A single number is the answer: how many lines of the entries contain the word "total"?

Records for the task:
------------------------------------------------

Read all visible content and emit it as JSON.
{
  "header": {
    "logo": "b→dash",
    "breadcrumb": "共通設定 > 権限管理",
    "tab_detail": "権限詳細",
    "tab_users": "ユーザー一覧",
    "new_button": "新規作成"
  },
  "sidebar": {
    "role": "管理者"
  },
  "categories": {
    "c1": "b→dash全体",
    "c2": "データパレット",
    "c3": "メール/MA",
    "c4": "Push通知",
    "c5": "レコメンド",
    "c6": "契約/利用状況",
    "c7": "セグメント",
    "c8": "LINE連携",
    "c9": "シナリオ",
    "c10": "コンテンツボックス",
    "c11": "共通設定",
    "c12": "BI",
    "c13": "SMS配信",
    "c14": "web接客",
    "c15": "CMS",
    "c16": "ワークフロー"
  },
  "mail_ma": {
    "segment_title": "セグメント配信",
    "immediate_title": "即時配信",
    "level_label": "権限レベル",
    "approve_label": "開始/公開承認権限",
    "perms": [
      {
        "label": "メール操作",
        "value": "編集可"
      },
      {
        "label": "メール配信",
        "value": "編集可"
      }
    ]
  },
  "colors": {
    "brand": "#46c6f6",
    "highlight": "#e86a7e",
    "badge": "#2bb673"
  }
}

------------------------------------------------

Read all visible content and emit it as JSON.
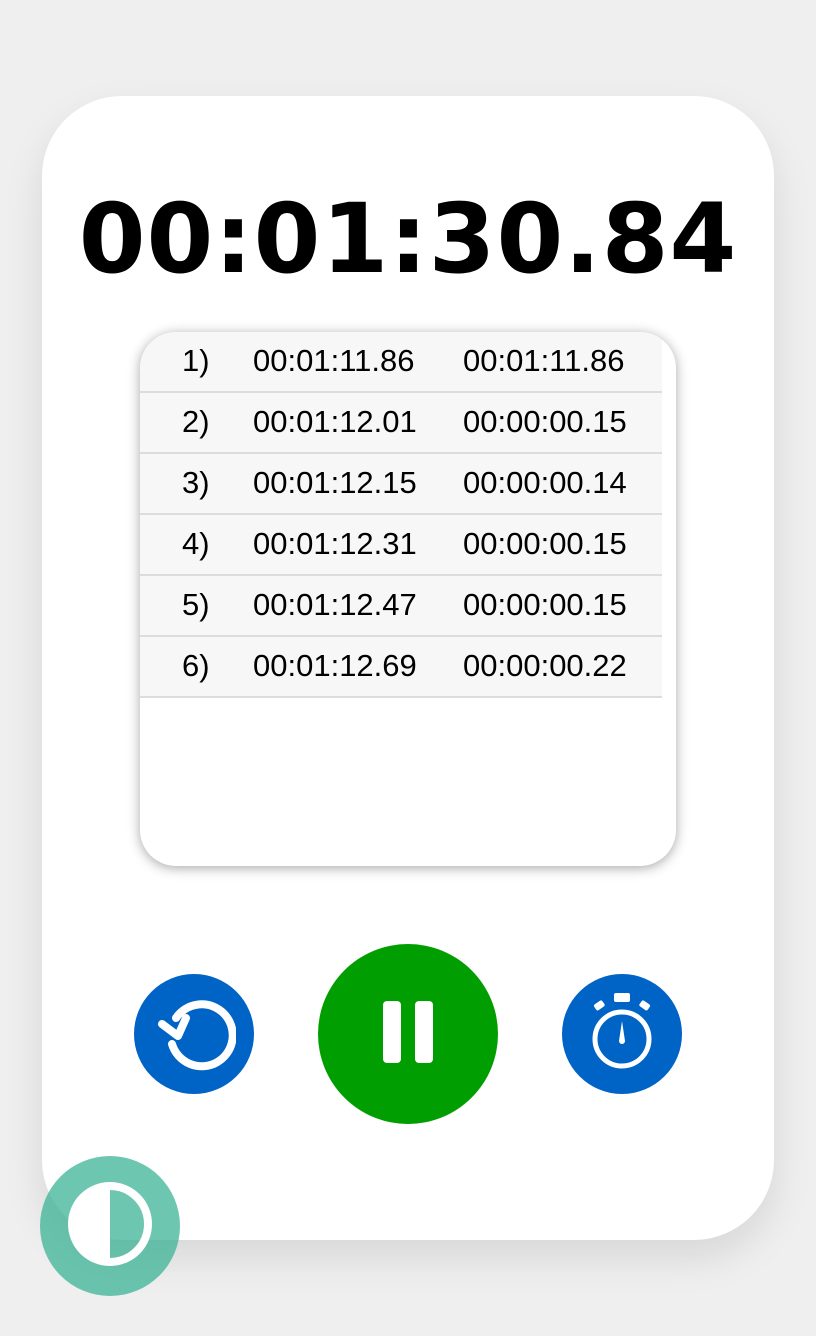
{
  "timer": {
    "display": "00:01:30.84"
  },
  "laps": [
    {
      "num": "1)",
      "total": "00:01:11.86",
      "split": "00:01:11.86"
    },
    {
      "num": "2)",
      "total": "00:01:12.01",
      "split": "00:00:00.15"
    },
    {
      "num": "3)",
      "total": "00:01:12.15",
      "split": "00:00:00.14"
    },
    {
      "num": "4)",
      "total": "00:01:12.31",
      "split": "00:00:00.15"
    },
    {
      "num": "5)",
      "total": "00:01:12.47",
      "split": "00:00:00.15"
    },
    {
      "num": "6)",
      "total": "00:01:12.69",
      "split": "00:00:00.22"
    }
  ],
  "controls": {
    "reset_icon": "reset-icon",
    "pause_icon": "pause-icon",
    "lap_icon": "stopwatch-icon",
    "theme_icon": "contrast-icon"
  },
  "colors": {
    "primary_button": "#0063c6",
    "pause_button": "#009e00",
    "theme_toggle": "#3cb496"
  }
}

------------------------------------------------

Solution for this exercise:
6